**Exercise brief**
Work through the data below and state how many lines contain "safe", giving that number alone.

**Given data**
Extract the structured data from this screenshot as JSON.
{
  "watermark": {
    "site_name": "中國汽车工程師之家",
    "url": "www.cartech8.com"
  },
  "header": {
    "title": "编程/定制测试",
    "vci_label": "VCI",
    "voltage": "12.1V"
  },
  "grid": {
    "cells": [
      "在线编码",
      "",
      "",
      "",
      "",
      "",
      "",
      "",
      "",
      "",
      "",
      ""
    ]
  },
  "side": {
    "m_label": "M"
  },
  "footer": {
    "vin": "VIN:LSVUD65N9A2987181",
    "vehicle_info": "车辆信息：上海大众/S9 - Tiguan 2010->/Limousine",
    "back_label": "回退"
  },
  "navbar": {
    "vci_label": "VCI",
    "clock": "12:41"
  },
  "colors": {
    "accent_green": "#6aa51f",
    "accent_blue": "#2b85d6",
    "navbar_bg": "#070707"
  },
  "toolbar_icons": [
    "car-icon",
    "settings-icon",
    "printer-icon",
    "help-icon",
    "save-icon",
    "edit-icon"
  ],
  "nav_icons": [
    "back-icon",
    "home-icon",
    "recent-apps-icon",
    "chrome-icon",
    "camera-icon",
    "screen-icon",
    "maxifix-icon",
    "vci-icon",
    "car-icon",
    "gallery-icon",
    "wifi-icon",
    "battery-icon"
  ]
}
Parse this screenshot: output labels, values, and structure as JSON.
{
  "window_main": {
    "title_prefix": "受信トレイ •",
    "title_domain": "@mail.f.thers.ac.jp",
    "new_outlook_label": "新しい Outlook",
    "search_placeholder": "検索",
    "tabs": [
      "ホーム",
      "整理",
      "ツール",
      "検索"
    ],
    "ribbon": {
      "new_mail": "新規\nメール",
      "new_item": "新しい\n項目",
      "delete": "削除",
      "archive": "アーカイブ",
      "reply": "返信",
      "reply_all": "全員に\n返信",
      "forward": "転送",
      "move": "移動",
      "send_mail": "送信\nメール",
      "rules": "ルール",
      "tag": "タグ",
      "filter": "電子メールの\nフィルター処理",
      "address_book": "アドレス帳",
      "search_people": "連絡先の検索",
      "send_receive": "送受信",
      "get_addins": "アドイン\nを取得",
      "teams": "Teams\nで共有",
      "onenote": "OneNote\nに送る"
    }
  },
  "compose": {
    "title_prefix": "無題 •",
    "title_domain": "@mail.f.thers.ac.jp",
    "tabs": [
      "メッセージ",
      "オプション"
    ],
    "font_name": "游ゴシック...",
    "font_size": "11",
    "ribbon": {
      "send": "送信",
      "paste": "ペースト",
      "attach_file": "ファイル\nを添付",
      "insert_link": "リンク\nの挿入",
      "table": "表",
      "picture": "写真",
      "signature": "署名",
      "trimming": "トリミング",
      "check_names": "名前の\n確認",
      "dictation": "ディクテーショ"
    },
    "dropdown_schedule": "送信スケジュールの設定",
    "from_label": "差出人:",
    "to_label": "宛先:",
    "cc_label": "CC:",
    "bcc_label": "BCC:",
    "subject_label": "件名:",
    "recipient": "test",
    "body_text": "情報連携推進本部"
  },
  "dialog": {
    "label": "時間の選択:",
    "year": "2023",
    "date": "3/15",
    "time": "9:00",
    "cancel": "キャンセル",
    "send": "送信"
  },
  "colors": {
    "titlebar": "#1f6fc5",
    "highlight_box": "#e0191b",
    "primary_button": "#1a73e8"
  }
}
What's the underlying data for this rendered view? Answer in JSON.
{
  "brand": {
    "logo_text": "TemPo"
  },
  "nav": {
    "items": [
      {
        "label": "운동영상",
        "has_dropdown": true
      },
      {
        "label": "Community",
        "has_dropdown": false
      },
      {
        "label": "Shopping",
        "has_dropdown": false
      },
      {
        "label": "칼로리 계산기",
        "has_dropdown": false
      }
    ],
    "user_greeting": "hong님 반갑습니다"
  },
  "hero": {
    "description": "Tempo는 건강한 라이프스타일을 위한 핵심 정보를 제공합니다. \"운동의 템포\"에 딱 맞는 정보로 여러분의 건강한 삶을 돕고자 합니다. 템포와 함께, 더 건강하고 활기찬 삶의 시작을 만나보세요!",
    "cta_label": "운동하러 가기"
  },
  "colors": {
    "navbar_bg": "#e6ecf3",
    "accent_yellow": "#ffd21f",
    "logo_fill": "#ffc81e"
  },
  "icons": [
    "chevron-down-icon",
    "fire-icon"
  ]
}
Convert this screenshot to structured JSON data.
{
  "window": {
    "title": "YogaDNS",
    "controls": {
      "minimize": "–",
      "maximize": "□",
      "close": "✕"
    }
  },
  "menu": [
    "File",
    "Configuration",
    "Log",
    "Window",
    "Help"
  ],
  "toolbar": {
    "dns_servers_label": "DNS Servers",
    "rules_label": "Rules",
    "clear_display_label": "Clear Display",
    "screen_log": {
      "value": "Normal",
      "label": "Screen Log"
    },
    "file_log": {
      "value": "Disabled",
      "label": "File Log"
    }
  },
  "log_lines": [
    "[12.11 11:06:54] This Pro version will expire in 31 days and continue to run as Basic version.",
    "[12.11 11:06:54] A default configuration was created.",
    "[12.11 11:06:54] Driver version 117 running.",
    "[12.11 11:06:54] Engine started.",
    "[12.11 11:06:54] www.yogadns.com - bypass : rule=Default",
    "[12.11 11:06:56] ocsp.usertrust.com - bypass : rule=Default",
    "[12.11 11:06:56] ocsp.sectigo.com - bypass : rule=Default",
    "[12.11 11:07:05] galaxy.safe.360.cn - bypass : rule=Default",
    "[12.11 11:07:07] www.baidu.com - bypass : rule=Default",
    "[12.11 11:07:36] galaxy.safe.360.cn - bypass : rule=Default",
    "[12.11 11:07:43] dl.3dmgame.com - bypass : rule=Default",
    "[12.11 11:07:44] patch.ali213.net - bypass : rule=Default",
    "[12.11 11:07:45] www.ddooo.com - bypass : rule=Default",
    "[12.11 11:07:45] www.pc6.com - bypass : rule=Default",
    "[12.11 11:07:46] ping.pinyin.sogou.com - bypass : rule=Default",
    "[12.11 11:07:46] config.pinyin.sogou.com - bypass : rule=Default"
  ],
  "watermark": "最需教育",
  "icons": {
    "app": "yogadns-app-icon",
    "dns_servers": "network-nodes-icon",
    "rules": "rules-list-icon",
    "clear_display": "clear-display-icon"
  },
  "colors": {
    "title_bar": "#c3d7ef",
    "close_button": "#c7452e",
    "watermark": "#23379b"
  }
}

**Your solution**
2